As in, if you learned something about yourself, Beeminder, etc. and then you use that new knowledge to refine your goals, you’re probably on the right track. But if your only takeaway from the moment was “Yep I still don’t like running” then you’re probably weaseling.

Does that seem fair?


#23

I’ve been calling this “loopholes you can drive an ice cream truck through”. From the “Dirty Plate Club” blog post:

Overloading your plate is what I call a loophole you can drive an ice cream truck through. Namely, yes, it’s a way you could utterly defeat the point of the system, but you won’t do that because you want the system to work. The original example of such a loophole was from the first incarnation of the Beeminder commitment contract, back when we thought we needed an elaborate, literal commitment contract. We suggested that, to avoid fuzziness around the definition of “going to the gym”, you could simply beemind touching the door of your gym’s building. If you were legimately injured or something and shouldn’t exercise, the loophole would be there for the taking. But otherwise you’d never be so lazy that you’d actually get yourself all the way to the door of the gym and then not go in. Maybe some people would be that lazy, but that’s the point: You know yourself at least to some extent. Would you overload your plate so you could join the Dirty Plate Club while still stuffing yourself? I’m pretty sure you’re more likely to fall off the wagon on the food wasting part than you are to do that.


#24

My experience is different. I am a data weasel. I have an exercise goal that I have been following forever on beeminder. If I have the flu I will just add a data point for that day “flu”

I made a commitment to myself when I started saying “Cross my heart and hope to die, I will never put in a fake data point into beeminder.”
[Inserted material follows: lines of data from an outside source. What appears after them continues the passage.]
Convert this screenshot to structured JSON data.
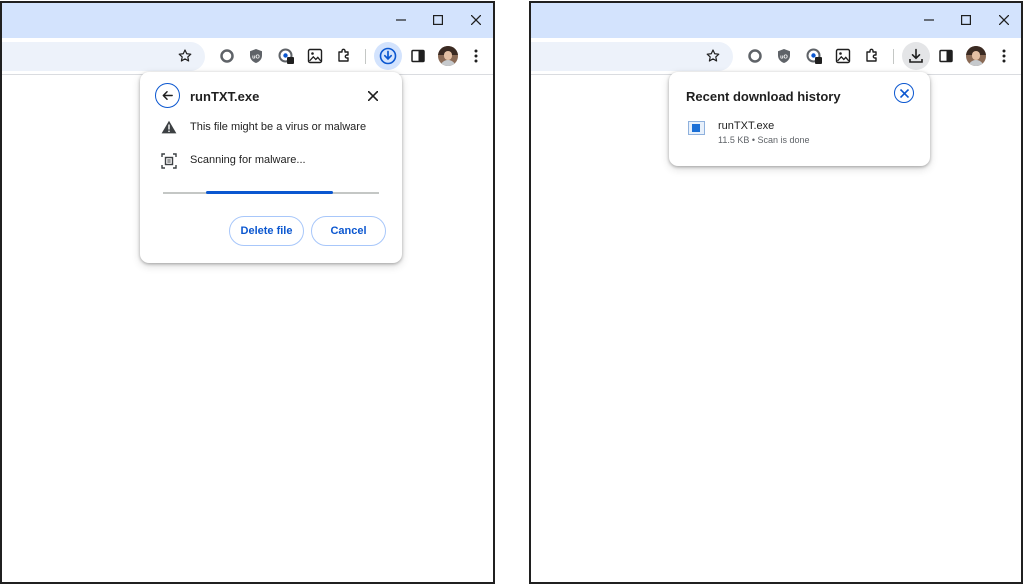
{
  "left_window": {
    "popup": {
      "title": "runTXT.exe",
      "warning_text": "This file might be a virus or malware",
      "scanning_text": "Scanning for malware...",
      "delete_label": "Delete file",
      "cancel_label": "Cancel",
      "progress_state": "indeterminate"
    }
  },
  "right_window": {
    "popup": {
      "title": "Recent download history",
      "file_name": "runTXT.exe",
      "file_meta": "11.5 KB • Scan is done"
    }
  },
  "toolbar_icons": [
    "bookmark-star-icon",
    "extension-circle-icon",
    "ublock-icon",
    "extension-badge-icon",
    "image-icon",
    "extensions-puzzle-icon",
    "download-icon",
    "side-panel-icon",
    "avatar",
    "menu-icon"
  ],
  "window_controls": [
    "minimize-icon",
    "maximize-icon",
    "close-icon"
  ],
  "colors": {
    "titlebar": "#d3e3fd",
    "omnibox": "#edf2fa",
    "accent": "#0b57d0",
    "progress_track": "#c4c7c5"
  }
}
I am fairly lax otherwise. One exercise on a normal day I will do 108 reps. However, if I am rushed I may only do 24 reps. That is ok with me, that counts as a data point. If I forgot to change the slope one week before I am on vacation, I just add a data point vacation when I am on vacation

But if I could have exercised, and did not. I will never put in a data point.

Works for me :man_shrugging:


#25

Hahaha! :smile: :lollipop: Love this.


#26

That had never occurred to me. I love it!